Rollers mounted on dynamic beams, which change their position angle, pose a challenge of a similar nature. The standard cable fixing had to be modified to eliminate the risk of damaging its sheath.
Another complication turned out to be the metal detection and separation system. Since the optical cable is reinforced with a steel braid and metal sheath, there was a risk that the strong magnetic field coming from the separator would pull it out of its fixtures. For that reason, the cable had to be properly secured and cleverly guided past the metal separators to eliminate failures during operation.
Please tell us how the linear temperature measurement system affects the daily use of the conveyors?
S.S.: The cable was guided so as not to interfere with the normal conveyor operation and to enable disassembly of the individual or an entire set of rollers, e.g. for vulcanisation of the belt. Furthermore, individual conveyor sections were provided with a surplus optical cable that can be used in case of unforeseen failures. An equally important issue was how to properly fix the cable in places where cleaning work is frequently performed. The solutions adopted had to be extremely durable and, at the same time, highly visible.
How the system was configured and what the criteria for activating individual alarms are?
S.S.: The system launched on the premises of Dalkia Poznań ZEC is intended to detect fire hazards occurring during the operation of belt conveyors, e.g. as a result of a failure of rollers or drive drums, and to prevent a possible explosion of the dust-air mixture. Through continuous measurement of temperature, the system indicates with an accuracy of 1 m, any irregularities that may indicate an emerging hazard, as well as the technical condition of individual conveyor parts. Then, depending on the detected threat, alarms defined according to the following criteria are triggered (the values given are initial, and each system is calibrated individually):
Maximum temperature alarm:
- Pre-alarm when local temperature exceeds 55°C
- Fire alarm for local temperature rise above 65°C
Differential temperature alert:
- Pre-alarm at local temperature rise above 15°C within 30 seconds
- Fire alarm at a local temperature rise above 25°C within 30 seconds
Adaptive maximum temperature alarm:
- Pre-alarm when the local temperature exceeds the average temperature measured in the control zone by 15°C.

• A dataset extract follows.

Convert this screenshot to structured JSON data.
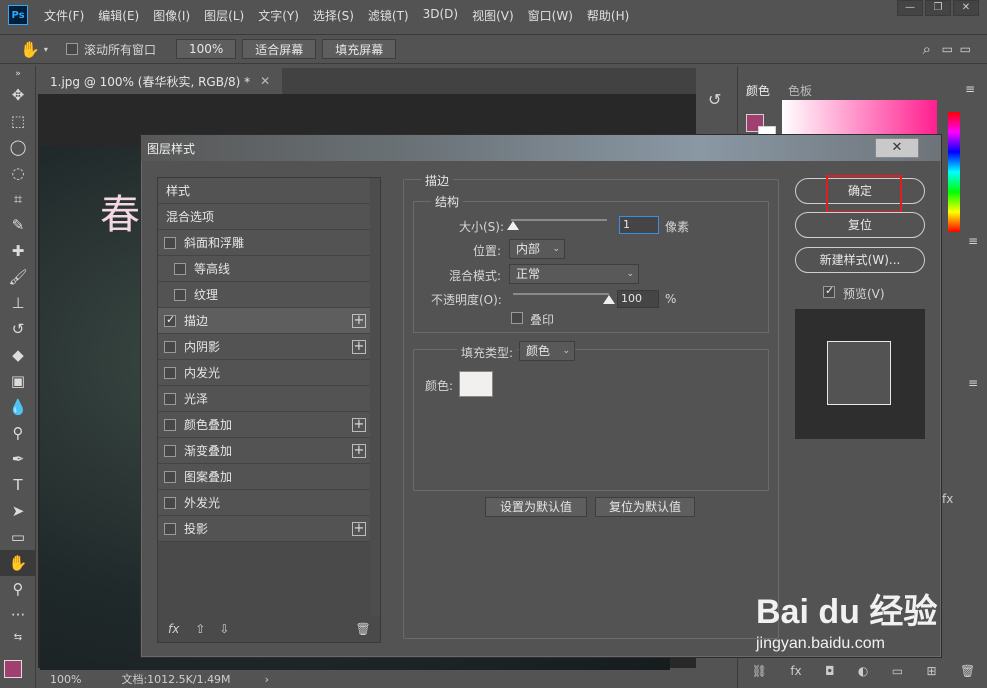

- Fire alarm when the local temperature exceeds the average measured temperature in the control zone by 25°C.
- Ice alarm when the temperature drops below 0°C
On behalf of the editorial team, I would like to thank all the interviewees for their time and exhaustive description of the project. At the same time, I wish you further successful projects.
Photo. 3. Protection of the upper set of rollers with an optical fibre sensor
Photo. 4. Visualisation of the system for roller temperature monitoring